» **Stored data entries**
┌──
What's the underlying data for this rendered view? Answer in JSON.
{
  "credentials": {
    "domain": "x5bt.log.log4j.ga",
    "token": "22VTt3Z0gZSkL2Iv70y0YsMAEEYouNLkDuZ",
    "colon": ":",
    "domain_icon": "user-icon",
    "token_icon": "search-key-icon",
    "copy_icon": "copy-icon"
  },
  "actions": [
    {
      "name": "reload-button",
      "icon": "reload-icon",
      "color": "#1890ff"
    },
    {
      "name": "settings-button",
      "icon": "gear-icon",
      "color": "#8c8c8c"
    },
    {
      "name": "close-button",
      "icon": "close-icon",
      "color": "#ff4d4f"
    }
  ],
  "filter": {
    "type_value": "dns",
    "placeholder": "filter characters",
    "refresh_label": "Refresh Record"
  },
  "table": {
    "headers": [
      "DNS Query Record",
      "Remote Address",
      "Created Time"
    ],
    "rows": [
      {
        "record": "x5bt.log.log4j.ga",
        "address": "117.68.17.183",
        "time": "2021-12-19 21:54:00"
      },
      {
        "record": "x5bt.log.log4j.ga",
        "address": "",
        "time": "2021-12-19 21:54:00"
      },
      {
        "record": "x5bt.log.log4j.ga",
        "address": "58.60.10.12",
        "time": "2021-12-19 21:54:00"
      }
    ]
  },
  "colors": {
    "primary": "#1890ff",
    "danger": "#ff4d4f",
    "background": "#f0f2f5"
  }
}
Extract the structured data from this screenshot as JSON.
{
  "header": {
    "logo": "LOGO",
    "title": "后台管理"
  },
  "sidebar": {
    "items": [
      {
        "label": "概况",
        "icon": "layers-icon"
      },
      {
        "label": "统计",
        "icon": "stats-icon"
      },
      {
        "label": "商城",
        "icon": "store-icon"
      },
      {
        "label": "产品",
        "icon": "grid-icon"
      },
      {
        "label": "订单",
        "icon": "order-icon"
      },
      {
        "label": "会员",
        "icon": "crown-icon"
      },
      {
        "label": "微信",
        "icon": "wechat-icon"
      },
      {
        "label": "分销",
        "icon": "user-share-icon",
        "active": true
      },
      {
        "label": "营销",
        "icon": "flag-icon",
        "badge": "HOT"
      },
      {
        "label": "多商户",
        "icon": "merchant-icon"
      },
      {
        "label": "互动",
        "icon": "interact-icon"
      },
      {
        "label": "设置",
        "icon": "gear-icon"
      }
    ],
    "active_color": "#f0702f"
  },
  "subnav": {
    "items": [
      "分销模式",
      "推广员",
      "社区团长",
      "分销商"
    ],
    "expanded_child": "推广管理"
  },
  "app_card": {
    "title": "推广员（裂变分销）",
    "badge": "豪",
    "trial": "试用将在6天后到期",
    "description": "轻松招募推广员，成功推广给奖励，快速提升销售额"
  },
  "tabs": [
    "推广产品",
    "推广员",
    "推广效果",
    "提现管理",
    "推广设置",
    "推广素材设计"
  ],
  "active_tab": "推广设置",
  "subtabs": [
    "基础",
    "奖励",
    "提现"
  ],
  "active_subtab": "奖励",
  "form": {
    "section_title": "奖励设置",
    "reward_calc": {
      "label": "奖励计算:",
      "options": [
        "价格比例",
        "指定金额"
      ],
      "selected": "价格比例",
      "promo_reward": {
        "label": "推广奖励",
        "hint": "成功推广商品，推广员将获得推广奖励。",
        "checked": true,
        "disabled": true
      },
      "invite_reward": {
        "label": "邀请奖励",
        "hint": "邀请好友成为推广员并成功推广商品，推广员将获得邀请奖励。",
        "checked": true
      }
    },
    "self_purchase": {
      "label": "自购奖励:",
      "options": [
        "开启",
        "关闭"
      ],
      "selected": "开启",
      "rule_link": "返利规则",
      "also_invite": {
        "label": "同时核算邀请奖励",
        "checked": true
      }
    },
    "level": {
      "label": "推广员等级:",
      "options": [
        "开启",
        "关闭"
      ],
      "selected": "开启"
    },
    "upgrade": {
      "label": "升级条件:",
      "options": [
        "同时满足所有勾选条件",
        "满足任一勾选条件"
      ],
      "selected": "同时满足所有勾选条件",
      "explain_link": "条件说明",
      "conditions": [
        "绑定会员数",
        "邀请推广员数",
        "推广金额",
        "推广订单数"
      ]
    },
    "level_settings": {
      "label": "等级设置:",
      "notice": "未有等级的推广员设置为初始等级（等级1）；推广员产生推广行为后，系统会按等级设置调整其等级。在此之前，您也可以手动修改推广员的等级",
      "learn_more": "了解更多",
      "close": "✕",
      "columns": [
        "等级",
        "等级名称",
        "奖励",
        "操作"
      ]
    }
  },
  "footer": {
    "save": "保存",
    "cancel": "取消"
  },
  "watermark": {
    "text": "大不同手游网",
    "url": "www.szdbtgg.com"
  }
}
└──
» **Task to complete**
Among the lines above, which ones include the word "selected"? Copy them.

» **Task output**
      "selected": "价格比例",
      "selected": "开启",
      "selected": "开启"
      "selected": "同时满足所有勾选条件",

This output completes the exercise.